In tango, the lead and follow typically mirror each other’s steps. This gives each part of the pair a specific role to play while also enabling you to communicate your movements clearly to your partner.

Sometimes the follower may lag slightly behind the leader to maintain harmony. By doing so, you can create a more defined shape and foster an intimate connection with your significant other.

Establishing a rapport with your partner allows for practice of moves without fear of looking silly. Furthermore, it builds trust that they’re going in the right direction as you can observe their direction and balance between actions.

Another thing to keep an eye out for is speed. In tango, it’s essential to consider your partner’s rhythm so that you can match theirs.

Tango dance steps tend to be fast or rapid, so practice them so you can keep up with other dancers in your group or milonga. If you have time, dedicate a day solely to one style of tango and its steps.

If you don’t have time to learn the dance yourself, consider getting some private lessons. They are an effective way to master the steps and can be spread out over several days so your brain has enough time to adjust to the new movements.

When dancing the tango, there are various ways to move depending on your style and the music being played. Some examples include walks, swivels, kicks and flicks as well as line moves. Furthermore, these various movements can be combined together in unique combinations for even greater variety.

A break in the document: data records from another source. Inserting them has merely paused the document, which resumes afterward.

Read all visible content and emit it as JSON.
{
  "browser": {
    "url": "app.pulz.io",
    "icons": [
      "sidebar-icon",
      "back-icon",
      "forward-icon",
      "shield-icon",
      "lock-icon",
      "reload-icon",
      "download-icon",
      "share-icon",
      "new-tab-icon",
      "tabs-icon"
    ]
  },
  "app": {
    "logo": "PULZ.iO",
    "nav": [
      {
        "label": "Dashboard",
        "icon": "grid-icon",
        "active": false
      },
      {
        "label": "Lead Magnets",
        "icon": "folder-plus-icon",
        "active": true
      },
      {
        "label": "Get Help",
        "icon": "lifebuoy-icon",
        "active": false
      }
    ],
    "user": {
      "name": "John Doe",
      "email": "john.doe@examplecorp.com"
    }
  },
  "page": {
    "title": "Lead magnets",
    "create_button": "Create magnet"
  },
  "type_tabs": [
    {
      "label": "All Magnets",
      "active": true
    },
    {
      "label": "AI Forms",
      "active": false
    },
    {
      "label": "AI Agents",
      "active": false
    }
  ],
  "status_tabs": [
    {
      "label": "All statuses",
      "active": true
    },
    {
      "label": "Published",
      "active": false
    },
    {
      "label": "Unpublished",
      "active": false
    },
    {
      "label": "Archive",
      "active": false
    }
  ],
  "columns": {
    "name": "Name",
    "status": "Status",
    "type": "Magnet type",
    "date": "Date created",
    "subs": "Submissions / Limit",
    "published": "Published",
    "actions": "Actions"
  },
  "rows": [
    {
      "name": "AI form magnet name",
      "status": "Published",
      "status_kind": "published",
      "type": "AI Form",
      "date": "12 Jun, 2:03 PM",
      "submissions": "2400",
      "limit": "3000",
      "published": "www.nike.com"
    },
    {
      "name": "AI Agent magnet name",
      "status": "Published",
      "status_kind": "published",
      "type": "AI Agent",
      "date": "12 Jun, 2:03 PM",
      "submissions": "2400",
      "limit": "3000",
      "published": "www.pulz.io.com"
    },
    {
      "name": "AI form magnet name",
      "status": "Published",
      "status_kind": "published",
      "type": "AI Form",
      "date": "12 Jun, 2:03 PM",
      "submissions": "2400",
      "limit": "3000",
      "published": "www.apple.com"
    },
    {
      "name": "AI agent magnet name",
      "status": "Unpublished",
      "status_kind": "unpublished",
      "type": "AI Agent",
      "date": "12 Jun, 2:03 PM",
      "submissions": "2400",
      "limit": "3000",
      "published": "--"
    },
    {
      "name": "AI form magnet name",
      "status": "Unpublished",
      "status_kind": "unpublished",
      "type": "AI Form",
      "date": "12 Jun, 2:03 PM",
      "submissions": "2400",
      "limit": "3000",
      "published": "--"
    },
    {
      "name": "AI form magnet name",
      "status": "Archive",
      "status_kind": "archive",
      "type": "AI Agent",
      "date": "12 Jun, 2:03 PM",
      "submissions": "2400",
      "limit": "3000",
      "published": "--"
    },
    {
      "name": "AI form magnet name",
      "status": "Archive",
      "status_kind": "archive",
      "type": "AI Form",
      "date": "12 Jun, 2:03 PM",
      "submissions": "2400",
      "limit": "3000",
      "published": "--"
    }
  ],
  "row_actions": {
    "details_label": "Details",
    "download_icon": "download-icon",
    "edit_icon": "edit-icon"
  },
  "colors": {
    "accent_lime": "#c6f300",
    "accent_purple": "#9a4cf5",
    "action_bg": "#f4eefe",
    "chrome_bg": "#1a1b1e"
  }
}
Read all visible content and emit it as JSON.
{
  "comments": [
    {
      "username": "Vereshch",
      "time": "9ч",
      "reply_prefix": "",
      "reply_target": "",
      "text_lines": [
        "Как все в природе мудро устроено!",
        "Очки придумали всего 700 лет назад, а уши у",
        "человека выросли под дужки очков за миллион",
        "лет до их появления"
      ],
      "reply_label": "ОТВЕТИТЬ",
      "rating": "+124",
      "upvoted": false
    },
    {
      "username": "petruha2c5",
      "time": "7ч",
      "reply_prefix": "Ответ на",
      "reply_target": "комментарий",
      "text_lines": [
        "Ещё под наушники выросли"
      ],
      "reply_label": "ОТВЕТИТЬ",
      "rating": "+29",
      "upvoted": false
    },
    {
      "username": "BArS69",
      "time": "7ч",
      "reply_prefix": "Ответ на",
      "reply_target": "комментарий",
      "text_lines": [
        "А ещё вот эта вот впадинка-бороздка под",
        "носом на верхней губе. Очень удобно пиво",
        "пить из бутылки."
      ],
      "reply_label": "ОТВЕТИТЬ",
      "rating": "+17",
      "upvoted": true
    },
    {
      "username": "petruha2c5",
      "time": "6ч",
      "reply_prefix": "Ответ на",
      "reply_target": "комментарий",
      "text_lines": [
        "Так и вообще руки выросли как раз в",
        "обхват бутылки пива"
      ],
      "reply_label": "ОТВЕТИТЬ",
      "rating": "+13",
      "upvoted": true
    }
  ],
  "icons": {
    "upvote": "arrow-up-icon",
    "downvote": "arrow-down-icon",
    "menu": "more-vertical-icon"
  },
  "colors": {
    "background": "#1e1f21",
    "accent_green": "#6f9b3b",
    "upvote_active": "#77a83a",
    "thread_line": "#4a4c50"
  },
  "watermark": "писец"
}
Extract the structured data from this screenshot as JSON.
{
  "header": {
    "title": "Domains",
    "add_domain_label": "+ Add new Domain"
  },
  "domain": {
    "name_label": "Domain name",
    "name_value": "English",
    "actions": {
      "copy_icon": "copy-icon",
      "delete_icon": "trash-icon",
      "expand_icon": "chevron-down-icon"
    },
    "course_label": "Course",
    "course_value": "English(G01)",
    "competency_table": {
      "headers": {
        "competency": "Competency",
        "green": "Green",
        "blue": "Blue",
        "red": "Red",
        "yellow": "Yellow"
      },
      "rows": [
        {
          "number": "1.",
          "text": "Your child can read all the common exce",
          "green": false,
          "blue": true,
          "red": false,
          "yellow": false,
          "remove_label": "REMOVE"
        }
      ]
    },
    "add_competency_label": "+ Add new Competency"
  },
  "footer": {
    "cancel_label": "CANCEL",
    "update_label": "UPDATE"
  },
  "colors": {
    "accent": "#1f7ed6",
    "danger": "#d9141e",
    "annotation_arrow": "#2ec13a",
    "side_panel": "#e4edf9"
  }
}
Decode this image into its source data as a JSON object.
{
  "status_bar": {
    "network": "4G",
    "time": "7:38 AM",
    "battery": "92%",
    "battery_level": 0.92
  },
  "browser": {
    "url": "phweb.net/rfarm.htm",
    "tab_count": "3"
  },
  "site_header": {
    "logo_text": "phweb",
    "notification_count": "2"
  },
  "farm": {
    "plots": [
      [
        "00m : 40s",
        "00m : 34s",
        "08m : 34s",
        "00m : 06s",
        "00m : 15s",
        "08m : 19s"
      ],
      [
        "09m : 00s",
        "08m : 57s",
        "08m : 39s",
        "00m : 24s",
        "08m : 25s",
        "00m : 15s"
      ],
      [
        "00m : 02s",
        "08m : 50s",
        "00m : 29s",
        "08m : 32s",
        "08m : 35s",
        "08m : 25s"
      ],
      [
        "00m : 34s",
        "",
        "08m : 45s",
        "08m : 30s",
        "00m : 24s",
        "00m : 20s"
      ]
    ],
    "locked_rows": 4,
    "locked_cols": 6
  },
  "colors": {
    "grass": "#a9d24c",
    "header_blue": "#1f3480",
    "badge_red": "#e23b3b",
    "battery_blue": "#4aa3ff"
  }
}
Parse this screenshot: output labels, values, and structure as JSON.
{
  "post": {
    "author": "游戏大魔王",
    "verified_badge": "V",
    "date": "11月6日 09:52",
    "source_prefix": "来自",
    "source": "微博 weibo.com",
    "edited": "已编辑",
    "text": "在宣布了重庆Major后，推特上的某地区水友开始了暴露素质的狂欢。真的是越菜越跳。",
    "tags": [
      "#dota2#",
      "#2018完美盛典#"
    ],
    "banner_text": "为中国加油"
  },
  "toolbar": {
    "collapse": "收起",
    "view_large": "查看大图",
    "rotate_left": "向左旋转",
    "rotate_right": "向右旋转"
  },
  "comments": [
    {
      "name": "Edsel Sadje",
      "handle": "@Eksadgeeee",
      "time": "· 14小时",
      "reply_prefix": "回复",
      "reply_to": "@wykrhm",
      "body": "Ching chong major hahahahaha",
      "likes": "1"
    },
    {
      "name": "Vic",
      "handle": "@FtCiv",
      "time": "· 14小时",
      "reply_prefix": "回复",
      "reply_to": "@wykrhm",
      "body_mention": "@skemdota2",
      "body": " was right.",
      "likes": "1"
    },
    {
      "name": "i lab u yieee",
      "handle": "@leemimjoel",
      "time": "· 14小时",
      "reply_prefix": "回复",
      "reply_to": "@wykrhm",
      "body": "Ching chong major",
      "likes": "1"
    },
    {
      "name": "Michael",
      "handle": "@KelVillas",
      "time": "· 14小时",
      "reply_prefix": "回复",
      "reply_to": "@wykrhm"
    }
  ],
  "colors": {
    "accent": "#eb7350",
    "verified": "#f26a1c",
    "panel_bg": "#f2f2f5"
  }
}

Tango music is an original genre from the suburbs of Buenos Aires that has been heavily influenced by various ethnic groups due to the large influx of immigrants from all over Europe and Africa who settled there during the 19th century.

Tango music comes in many varieties, each with its own distinct flavor. Classical tangos tend to be slow and melodic, while polka tangos offer strong rhythms and pulsing beats.

Another popular form of tango music is milonga style tango. At a milonga, musicians typically perform sets of three to four songs (called tandas) that last around an hour.

Typically, the music begins with a series of A sections (sometimes referred to as “salsa”) and concludes with a B section. Depending on the dancer’s preference, she might also opt for dancing along with the C section of the song – usually an instrumental solo.

Tango dancing requires musicality, or understanding the music and using it to guide your movements. Moving with the rhythm will feel natural and effortless if done correctly.

Enhance your musicality by taking lessons, reading books or watching videos. However, I highly recommend getting hands-on experience with a partner to get the most out of your learning process.

To perfect your tango moves, the best way to practice is by attending local classes or private lessons with an experienced teacher. If you don’t live near a city with many tango schools, there are plenty of excellent instructional videos online for your convenience.

In addition to studying, you may want to attend tango dances or join a tango club to network and dance with others. With good company as your partner, these experiences can be highly instructive for both of you.

Tango dancing can be made even more exciting and enjoyable with music that’s played at an appropriate quality level. A successful playlist should feature a blend of traditional and modern, eclectic and electronic sounds, chosen for their powerful beats and sensual rhythms.